It was tankard night at Memorial Stadium but by the time the game was half over the fans were crying in their beer.

Doug DeCinces, grand slam home run hero one night earlier, was one of the reasons. He made three of Baltimore's five errors as the Orioles were beaten, 9-2, by the California Angels.

"When you leave home to go to spring training, you know there are going to be a few days that make you very, very happy and a few that are going to make you sick," said Angel Manager Gene Mauch after the game.

That was his way of being nice to DeCinces.

The third baseman, who entered the game with more errors for the season (12) than the rest of the Oriole lineup combined, misplayed leadoff hitter Brian Downing's grounder to start the Angel fifth.

Ed Ott singled Downing to third. Butch Hobson sent a medium speed grounder DeCinces' way and the hapless third baseman watched in horror as it rolled up and out of his glove.

One run scored on what should have been a double-play ball. It was to get worse.

They had led, 2-0, going into the inning, and Steve Stone looked as if he would make a triumphant return. The 1980 Cy Young Award winner had pitched cleverly and strongly up to that point, giving up only three hits. It was his first start since May 16, when he had developed tendinitis.

But with one run in and Angels on first and second, none out, Rod Carew singled to drive in the tying run. The comedy of gaffs progressed.

Rick Burleson popped a sacrifice bunt and first baseman Eddie Murray dived to grab it. The ball landed in his glove but squirted out when he hit the turf. It was a base hit to load the bases.

Stone (2-4) walked Fred Lynn to drive in the go-ahead run. Reliever Sam Stewart was called in but more disasters were ahead.

Pinch hitter John Harris grounded a likely double play ball that Murray fielded but inexplicably failed to throw anywhere. He bobbled the ball briefly, then ran to first to retire Harris as the Angels' fourth run scored.

Boos from some of the 34,862 fans turned to laughter. Oriole subs shouted at their mates from the dugout. Pitching Coach Ray Miller said, "They were telling Eddie not to worry, that somebody had pumped air into the ball."

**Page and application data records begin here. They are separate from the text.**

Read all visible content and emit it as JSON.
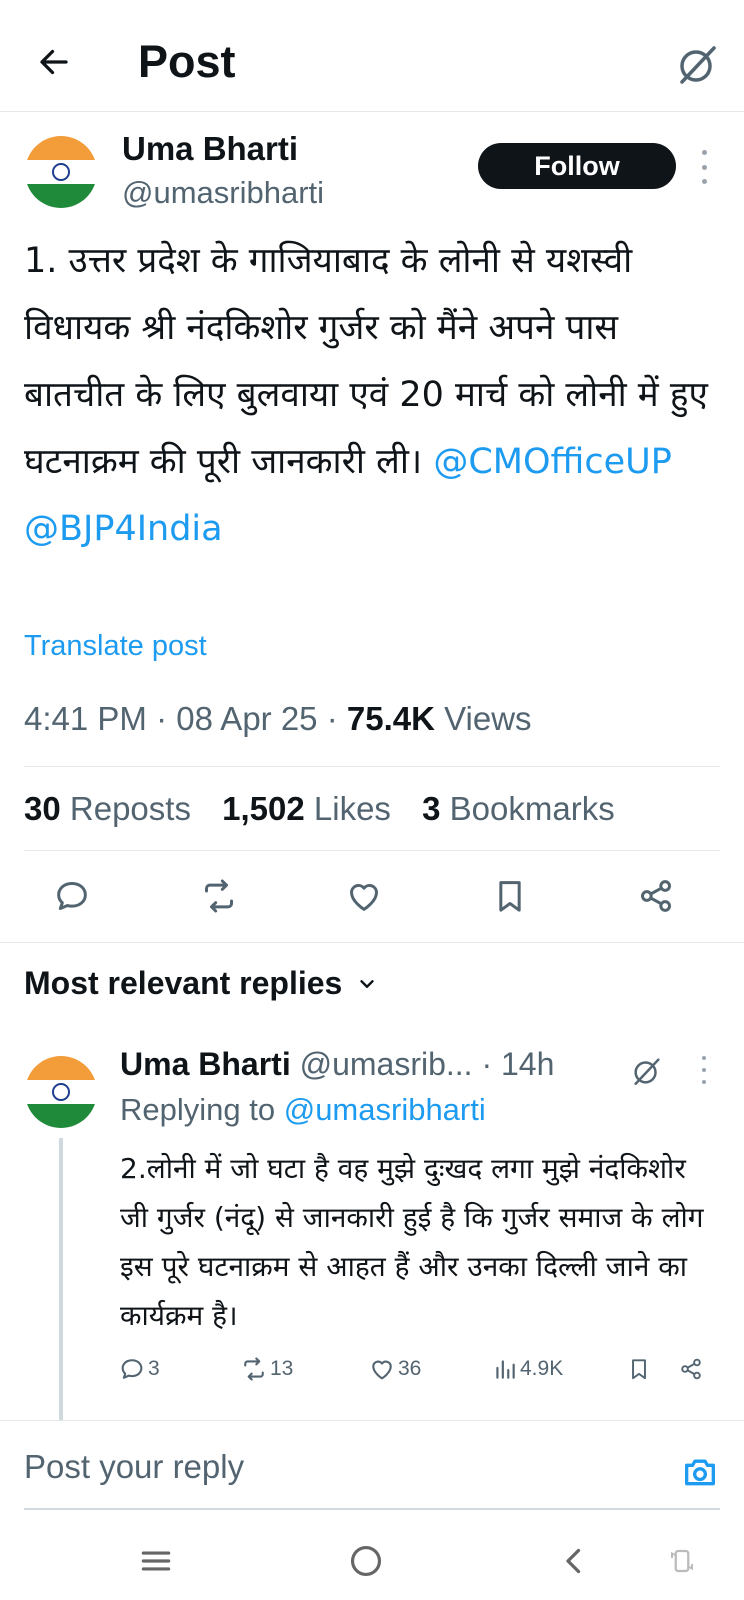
{
  "header": {
    "title": "Post",
    "back_icon": "arrow-left-icon",
    "grok_icon": "grok-icon"
  },
  "post": {
    "author_name": "Uma Bharti",
    "author_handle": "@umasribharti",
    "follow_label": "Follow",
    "text_plain": "1. उत्तर प्रदेश के गाजियाबाद के लोनी से यशस्वी विधायक श्री नंदकिशोर गुर्जर को मैंने अपने पास बातचीत के लिए बुलवाया एवं 20 मार्च को लोनी में हुए घटनाक्रम की पूरी जानकारी ली।",
    "mention_1": "@CMOfficeUP",
    "mention_2": "@BJP4India",
    "translate_label": "Translate post",
    "time": "4:41 PM",
    "date": "08 Apr 25",
    "views_count": "75.4K",
    "views_label": "Views",
    "reposts_count": "30",
    "reposts_label": "Reposts",
    "likes_count": "1,502",
    "likes_label": "Likes",
    "bookmarks_count": "3",
    "bookmarks_label": "Bookmarks"
  },
  "replies": {
    "sort_label": "Most relevant replies",
    "items": [
      {
        "name": "Uma Bharti",
        "handle": "@umasrib...",
        "time": "· 14h",
        "replying_prefix": "Replying to",
        "replying_handle": "@umasribharti",
        "text": "2.लोनी में जो घटा है वह मुझे दुःखद लगा मुझे नंदकिशोर जी गुर्जर (नंदू) से जानकारी हुई है कि गुर्जर समाज के लोग इस पूरे घटनाक्रम से आहत हैं और उनका दिल्ली जाने का कार्यक्रम है।",
        "reply_count": "3",
        "repost_count": "13",
        "like_count": "36",
        "view_count": "4.9K"
      }
    ]
  },
  "composer": {
    "placeholder": "Post your reply"
  },
  "colors": {
    "link": "#1d9bf0",
    "text": "#0f1419",
    "secondary": "#536471",
    "follow_bg": "#0f1419"
  }
}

With men on second and third, Dan Ford was walked intentionally to load the bases and Don Baylor later singled in two runs, making it 6-2.

Twelve batters had gone to the plate by the time it ended with the bases full. All but one of the six Angel runs were unearned. Stone was in the showers disgusted and the game was all but over.

"Surprised?" said Stone. "Nah, I've been in this game 13 years. Nothing surprises me."

Oriole General Manager Hank Peters was less diplomatic. "Have you ever seen anything more hideous?" he asked.

The defeat was doubly disappointing to the Orioles because the Detroit Tigers, whom they trail in the pennant race by a half-game, lost to Minnesota tonight. An Oriole victory would have put Baltimore in first place.

But the Orioles still hadn't finished stumbling. In the seventh inning, Baylor's leadoff six-hopper scooted through DeCinces' legs for error No. 3, one short of tying the major league record for third basemen in a game. After Baylor scored on a Downing single, Oriole rookie reliever Jeff Schneider booted an Ott sacrifice bunt and threw the ball into center field. Ott and Downing wound up at second and third and scored on Burleson's single, rounding out the nine-run debacle.

DeCinces, who was the star of pregame TV shows as a result of his game-winning grand slam on Thursday, took it all in stride.

"The only error I thought was really bad was on Baylor's grounder, the one that went right through my legs," he said.